■ **What the task asks**:
Whenever a line in the entries below includes the string "反馈流程", count that line. Report the total alone.

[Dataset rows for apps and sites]
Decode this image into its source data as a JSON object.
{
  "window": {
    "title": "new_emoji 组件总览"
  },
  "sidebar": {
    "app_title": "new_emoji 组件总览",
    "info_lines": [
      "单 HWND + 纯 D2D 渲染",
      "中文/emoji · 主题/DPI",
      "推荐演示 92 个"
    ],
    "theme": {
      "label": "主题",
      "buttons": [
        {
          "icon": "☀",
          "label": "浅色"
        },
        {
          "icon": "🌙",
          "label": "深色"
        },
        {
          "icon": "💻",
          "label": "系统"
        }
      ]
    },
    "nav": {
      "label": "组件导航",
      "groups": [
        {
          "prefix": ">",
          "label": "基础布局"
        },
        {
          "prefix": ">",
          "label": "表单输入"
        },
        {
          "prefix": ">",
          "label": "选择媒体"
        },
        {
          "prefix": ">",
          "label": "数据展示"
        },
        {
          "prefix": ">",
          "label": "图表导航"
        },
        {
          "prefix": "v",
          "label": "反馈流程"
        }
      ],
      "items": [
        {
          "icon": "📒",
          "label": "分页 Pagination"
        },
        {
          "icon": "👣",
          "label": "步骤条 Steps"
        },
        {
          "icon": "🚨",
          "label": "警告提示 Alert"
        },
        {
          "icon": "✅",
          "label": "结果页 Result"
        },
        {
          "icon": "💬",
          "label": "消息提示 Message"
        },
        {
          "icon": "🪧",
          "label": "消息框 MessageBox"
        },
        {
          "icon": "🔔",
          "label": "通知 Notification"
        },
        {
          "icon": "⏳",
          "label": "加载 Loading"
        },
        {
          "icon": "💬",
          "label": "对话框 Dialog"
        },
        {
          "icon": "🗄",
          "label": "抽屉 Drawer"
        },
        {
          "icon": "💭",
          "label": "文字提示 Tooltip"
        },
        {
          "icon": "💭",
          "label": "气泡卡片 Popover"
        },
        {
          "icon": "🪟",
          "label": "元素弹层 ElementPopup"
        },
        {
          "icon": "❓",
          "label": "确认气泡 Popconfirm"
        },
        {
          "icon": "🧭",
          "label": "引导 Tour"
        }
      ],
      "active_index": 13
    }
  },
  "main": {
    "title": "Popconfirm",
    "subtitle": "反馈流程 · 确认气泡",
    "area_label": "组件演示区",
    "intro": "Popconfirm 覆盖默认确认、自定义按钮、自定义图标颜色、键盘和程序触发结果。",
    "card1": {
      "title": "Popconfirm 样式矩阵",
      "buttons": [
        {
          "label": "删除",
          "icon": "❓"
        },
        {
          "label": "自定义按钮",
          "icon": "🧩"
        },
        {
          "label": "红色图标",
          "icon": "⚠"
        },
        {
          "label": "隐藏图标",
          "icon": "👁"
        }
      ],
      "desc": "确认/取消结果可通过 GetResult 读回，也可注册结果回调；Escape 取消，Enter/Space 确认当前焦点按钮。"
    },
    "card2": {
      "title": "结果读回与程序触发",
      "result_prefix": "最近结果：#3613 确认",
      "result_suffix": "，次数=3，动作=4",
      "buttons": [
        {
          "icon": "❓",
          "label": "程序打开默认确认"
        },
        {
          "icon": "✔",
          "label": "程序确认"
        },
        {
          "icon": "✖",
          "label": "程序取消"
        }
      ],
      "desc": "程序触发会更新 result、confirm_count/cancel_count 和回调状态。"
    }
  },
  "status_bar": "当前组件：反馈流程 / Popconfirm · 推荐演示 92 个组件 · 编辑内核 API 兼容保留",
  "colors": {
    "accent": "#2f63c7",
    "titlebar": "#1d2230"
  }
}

■ **Completed task**:
3